‘No matter how many mission reports one reads on such missions, the impressions they give do not linger in our memory, because we have not, as it were, made a pattern through our knowledge of the different locations they deal with, where we can absorb and collect the impressions’.

His atlas, he says, shows what is possible ‘When geography and mission go hand in hand.’

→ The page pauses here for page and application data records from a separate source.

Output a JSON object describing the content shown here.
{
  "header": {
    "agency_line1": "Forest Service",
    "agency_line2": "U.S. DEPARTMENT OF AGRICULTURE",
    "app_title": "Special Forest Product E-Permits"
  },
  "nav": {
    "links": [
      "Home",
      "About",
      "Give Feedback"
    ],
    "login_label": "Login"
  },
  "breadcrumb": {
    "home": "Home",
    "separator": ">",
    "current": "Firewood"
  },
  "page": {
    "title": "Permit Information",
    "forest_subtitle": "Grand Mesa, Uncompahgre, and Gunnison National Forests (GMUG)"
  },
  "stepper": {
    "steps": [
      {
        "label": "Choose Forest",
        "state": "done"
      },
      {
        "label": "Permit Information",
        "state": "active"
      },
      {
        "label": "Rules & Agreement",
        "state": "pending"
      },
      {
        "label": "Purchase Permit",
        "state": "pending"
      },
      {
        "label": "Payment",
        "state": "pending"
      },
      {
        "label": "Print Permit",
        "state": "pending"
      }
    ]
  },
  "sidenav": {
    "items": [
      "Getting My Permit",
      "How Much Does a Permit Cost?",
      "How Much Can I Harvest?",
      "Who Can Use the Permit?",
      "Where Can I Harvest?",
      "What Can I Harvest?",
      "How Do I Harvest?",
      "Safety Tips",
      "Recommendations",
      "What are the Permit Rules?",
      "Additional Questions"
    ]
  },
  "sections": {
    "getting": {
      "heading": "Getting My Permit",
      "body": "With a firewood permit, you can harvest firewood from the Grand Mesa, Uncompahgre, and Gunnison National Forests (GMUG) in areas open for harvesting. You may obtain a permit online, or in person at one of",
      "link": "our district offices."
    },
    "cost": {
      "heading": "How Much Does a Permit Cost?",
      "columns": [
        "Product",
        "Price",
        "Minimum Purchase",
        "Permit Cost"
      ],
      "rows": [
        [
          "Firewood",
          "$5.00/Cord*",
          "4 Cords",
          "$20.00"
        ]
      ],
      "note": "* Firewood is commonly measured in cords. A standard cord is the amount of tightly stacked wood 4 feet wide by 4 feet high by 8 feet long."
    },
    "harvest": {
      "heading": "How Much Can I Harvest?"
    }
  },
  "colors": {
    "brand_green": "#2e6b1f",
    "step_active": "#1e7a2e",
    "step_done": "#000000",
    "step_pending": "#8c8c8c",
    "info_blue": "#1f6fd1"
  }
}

Grundemann was a prolific theologian who brought about the professionalization of missionary cartography. He produced a number of high-quality missionary atlases, especially in comparison with the earlier, sometimes simple maps. Grundemann had studied theology in Tübingen, Halle, and Berlin, and became a minister in 1861. His interest in missions and cartography led him to undertake missionary and study trips, where he collected material for the General Missionary Atlas, which is divided into four volumes. appeared between 1867 and 1871. A smaller version, the Minor Missionary Atlas to present the evangelical missionary work according to its current state, appeared in 1886, and a revised atlas, the New Missionary Atlas, in 1896. Typical of Grundemann was the more scientific approach and precision of his maps. Where earlier maps, for example, only marked ‘heathen’ territory, Grundemann distinguished eight variants of natural religions in an exceptionally beautiful mission world map.